Learn from Louis: 3 Business Lessons from Louis C.K.
If you don’t know Louis C.K. yet, you will soon – he’s a comedian with a hit TV show and a dedicated fan base, rising to stardom with a unique approach to his craft. His brand of self-deprecating humor sometimes seems at odds with his massive success, but don’t be deceived – the man is a powerhouse, changing the way that the business of comedy is done.
That change hasn’t happened by accident, either. Aside from being a comedic visionary, Louis C.K. is also quite the savvy businessman. And if companies pay attention, they can learn quite a bit from his techniques.
Here are three business lessons we can learn from Louis.
1. Cut out the middleman when you can.
In late 2011, Louis C.K. made over $1 million in 12 days by selling downloads of his Live at the Beacon standup special, and during the summer of 2012 he sold 100,000 tickets to his live show in two days (to the tune of $4.5 million). He pocketed all of that.
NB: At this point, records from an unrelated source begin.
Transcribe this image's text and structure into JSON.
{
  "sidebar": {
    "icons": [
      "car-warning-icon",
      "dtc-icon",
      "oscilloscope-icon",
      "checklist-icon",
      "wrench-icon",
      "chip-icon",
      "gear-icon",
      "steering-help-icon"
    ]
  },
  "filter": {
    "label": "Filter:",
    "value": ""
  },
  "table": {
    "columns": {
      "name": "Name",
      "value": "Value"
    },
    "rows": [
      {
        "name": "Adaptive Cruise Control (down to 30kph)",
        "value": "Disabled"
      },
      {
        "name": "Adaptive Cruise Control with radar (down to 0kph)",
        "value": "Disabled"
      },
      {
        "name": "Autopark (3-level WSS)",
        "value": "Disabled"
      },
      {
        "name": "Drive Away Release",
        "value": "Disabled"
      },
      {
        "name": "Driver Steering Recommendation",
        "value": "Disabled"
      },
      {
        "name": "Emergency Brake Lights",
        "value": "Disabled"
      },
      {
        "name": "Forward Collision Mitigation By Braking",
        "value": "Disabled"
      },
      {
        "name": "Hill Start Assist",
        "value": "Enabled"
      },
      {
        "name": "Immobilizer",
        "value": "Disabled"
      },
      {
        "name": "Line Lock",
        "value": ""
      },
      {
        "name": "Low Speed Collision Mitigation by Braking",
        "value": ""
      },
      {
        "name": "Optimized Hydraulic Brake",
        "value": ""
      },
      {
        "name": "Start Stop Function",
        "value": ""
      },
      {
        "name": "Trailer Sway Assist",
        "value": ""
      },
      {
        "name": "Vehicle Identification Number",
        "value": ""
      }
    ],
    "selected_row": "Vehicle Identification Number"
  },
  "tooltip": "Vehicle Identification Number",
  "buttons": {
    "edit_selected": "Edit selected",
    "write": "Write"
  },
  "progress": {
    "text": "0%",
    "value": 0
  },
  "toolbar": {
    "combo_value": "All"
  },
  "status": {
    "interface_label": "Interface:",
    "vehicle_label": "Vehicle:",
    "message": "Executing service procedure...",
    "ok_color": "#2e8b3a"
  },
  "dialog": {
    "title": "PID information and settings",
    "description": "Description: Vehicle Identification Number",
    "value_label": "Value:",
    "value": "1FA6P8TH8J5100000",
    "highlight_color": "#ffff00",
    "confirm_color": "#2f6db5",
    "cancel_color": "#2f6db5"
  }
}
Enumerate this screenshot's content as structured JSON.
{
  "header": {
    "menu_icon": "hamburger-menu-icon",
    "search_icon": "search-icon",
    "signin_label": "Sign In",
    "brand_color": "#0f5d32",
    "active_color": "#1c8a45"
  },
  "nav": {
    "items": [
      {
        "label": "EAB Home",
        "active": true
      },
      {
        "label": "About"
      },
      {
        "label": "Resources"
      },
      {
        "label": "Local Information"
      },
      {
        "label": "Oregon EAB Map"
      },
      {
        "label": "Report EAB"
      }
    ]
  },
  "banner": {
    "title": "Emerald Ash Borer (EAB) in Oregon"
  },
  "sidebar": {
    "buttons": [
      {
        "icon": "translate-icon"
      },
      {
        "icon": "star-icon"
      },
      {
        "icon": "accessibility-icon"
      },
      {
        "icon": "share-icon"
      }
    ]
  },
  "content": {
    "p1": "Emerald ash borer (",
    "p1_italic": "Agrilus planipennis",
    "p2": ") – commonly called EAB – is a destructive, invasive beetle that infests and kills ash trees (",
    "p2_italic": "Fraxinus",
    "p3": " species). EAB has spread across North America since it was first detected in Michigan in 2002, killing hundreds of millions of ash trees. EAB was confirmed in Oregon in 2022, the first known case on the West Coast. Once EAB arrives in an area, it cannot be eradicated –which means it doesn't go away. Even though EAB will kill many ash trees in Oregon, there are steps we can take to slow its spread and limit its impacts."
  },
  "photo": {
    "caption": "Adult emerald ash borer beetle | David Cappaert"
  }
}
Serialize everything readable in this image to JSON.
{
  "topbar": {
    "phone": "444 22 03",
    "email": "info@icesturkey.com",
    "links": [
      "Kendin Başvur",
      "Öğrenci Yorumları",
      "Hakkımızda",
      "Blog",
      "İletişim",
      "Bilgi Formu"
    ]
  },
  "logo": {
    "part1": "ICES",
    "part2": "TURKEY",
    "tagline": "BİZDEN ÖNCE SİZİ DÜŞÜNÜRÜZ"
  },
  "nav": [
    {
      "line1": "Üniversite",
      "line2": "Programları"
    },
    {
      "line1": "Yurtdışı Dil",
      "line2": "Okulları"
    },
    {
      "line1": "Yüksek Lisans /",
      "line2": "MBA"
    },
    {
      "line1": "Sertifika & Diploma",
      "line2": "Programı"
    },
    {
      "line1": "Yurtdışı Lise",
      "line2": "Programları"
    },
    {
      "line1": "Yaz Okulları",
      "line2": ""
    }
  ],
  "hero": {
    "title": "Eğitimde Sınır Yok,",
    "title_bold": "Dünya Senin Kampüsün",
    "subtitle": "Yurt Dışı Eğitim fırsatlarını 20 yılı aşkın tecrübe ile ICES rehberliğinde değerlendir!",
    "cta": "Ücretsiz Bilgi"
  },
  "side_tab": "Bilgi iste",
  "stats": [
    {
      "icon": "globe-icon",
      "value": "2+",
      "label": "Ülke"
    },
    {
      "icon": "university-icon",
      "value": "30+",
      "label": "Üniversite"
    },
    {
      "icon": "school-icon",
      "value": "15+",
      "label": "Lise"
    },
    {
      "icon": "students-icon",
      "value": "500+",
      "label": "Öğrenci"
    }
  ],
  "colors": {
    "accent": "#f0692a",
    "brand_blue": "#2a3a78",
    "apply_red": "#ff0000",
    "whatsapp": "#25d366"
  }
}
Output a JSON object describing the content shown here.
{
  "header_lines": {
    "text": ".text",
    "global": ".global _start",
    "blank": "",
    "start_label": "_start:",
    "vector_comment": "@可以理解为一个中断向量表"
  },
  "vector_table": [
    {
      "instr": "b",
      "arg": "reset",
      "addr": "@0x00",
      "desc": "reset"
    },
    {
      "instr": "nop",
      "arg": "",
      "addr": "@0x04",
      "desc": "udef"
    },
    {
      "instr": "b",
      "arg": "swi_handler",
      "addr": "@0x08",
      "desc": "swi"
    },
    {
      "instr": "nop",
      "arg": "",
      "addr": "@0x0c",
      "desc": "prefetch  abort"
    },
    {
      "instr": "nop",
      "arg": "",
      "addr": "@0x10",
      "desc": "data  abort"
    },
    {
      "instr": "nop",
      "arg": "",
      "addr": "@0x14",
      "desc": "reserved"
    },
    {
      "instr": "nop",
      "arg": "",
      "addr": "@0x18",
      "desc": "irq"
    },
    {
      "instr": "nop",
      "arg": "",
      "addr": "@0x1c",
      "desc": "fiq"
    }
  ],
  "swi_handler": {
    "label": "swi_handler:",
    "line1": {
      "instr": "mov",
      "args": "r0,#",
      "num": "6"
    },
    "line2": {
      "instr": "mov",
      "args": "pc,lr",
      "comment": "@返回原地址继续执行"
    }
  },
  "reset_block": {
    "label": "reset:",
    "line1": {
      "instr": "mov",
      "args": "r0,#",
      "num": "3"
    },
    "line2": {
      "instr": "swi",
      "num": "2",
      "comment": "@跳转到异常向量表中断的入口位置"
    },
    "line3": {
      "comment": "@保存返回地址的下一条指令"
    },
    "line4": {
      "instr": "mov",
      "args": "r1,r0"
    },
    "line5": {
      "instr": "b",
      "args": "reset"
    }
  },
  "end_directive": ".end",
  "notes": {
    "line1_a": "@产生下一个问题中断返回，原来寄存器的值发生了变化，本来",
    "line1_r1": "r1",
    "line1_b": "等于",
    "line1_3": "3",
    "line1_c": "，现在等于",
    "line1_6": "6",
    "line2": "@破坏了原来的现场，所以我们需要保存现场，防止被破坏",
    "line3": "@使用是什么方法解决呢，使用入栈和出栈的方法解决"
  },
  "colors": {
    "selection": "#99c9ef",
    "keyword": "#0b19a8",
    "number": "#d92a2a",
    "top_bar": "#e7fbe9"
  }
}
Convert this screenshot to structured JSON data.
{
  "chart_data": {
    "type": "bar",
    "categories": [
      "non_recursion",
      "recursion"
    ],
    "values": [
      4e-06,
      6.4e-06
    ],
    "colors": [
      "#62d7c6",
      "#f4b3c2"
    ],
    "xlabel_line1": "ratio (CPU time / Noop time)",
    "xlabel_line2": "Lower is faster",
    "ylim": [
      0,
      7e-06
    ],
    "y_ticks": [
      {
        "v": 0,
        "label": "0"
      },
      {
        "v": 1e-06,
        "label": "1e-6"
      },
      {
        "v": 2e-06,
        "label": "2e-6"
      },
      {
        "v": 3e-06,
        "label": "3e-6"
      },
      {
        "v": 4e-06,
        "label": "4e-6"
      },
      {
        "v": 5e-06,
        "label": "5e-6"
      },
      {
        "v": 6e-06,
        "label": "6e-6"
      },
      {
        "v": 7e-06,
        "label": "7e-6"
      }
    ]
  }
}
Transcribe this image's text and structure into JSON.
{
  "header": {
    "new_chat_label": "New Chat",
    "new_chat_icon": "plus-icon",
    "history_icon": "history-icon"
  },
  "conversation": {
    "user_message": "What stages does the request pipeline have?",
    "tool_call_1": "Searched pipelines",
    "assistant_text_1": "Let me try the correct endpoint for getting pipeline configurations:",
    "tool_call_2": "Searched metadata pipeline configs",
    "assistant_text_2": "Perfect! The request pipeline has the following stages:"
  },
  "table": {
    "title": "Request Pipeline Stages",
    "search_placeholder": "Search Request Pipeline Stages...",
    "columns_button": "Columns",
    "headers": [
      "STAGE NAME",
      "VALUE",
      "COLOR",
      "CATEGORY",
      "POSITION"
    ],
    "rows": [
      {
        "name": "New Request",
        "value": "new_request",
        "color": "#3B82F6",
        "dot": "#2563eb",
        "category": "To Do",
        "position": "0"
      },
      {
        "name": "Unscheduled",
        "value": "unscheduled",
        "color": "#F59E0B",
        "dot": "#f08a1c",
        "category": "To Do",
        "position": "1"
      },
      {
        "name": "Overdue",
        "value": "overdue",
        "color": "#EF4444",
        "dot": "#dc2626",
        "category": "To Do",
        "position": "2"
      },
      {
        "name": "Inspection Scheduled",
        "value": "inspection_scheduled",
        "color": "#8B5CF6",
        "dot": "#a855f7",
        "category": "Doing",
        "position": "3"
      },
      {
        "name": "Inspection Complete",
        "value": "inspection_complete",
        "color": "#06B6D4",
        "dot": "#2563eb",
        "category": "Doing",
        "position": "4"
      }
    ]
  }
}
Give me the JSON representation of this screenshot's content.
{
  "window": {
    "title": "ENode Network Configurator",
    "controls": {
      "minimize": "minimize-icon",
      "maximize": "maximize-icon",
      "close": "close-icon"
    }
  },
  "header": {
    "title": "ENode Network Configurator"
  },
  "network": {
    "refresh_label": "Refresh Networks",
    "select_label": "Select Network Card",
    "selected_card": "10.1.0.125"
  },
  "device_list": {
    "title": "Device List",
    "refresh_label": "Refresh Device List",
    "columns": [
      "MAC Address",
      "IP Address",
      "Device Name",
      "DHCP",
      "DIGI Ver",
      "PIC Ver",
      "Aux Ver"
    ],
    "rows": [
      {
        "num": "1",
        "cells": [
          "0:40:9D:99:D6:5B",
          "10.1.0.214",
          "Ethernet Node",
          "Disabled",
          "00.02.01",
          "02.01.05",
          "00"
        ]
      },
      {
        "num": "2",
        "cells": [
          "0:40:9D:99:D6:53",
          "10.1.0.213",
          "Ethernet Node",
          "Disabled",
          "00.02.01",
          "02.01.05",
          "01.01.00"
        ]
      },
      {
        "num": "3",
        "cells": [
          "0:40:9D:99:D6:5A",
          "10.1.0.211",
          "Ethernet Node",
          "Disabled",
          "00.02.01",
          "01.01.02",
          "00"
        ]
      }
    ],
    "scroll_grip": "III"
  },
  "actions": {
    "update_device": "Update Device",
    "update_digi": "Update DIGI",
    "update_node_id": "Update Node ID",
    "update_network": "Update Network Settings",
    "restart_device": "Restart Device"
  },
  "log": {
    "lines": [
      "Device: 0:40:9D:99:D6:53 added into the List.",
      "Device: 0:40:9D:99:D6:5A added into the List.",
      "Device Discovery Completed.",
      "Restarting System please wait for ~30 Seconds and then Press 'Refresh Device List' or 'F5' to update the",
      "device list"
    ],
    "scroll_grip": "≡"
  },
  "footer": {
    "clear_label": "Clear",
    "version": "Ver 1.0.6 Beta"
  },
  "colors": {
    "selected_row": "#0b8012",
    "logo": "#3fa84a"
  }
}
The reason? As an experiment, he released everything in one place: his own website. He paid all Live at the Beacon production and posting costs out-of-pocket and charged fans only $5 to download. It was this same technique that led to his sold-out performances. He avoided using a ticketing service, charged everyone a flat rate of $45, and kept the profit. Soon, other comedians began to follow suit. Thanks to Louis C.K., the traditional comedy distribution model is beginning to change.
In expansion-stage companies, a middleman is hopefully there for a reason – to facilitate what seems impractical or impossible. But every company should constantly be looking for ways to streamline their processes. Simplicity can be difficult to achieve but extremely valuable when embraced. Look at your company – is there a vendor slowing you down? Is there a communication breakdown along a chain of command that’s too long? Is there a piece of software that’s supposed to help but actually hinders? If so, get rid of it.
2. Be direct with your audience.
Don’t forget to speak honestly to those who are already listening. Something that Louis C.K. and expansion-stage companies have in common is an engaged audience. You want that audience to grow, but being direct with your current customers is crucial. They should know who you are and what you’re about.
When Louis C.K. released Live at the Beacon, one concern was illegal downloading. Of that, he had this to say to his buyers:
“I’d just like you to consider this: I made these files extremely easy to use against well-informed advice … I chose to do it this way anyway, because I want it to be easy for people to watch and enjoy this video in any way they want without “corporate” restrictions.
Please bear in mind that I am not a company or a corporation. I’m just some guy. I paid for the production and posting of this video with my own money. I would like to be able to post more material to the fans in this way, which makes it cheaper for the buyer and more pleasant for me. So, please help me keep this being a good idea.”
It worked. Honesty and a quality, reasonably priced product made people happy to pay. He didn’t condescend or underestimate his audience, which ranks among the most important business lessons you can learn from him: Demonstrate confidence in your product and your consumer, and they will respond in kind.
3. Humanize your brand.
I was inspired to write this post because of one of Louis C.K.’s latest offerings. When fellow comedian Tig Notaro performed in August 2012, shortly after being diagnosed with breast cancer and a few weeks after her mother passed away, her raw set was quickly elevated to legendary status. There was just one problem – no one but those in attendance could experience the set. Enter Louis C.K.
Louis C.K. got a hold of the audio and made it available for a $5 download with $4 of that going directly to Notaro. Notaro donated some of her portion to breast cancer research and benefited from the exposure. Louis C.K.’s distribution model worked once again – Notaro is now cancer-free and has a book deal.
This isn’t to say that your company needs to start a charity tomorrow (these are business lessons, after all), but you should be asking yourself what else your consumer likes and supports. A good company knows that it’s not always about them and is in a better position to build a positive image and customer loyalty because of that. This is especially important to remember as a marketer – create a conversation, share content, engage in mutually beneficial endeavors. Your customers (and your bottom line) will thank you.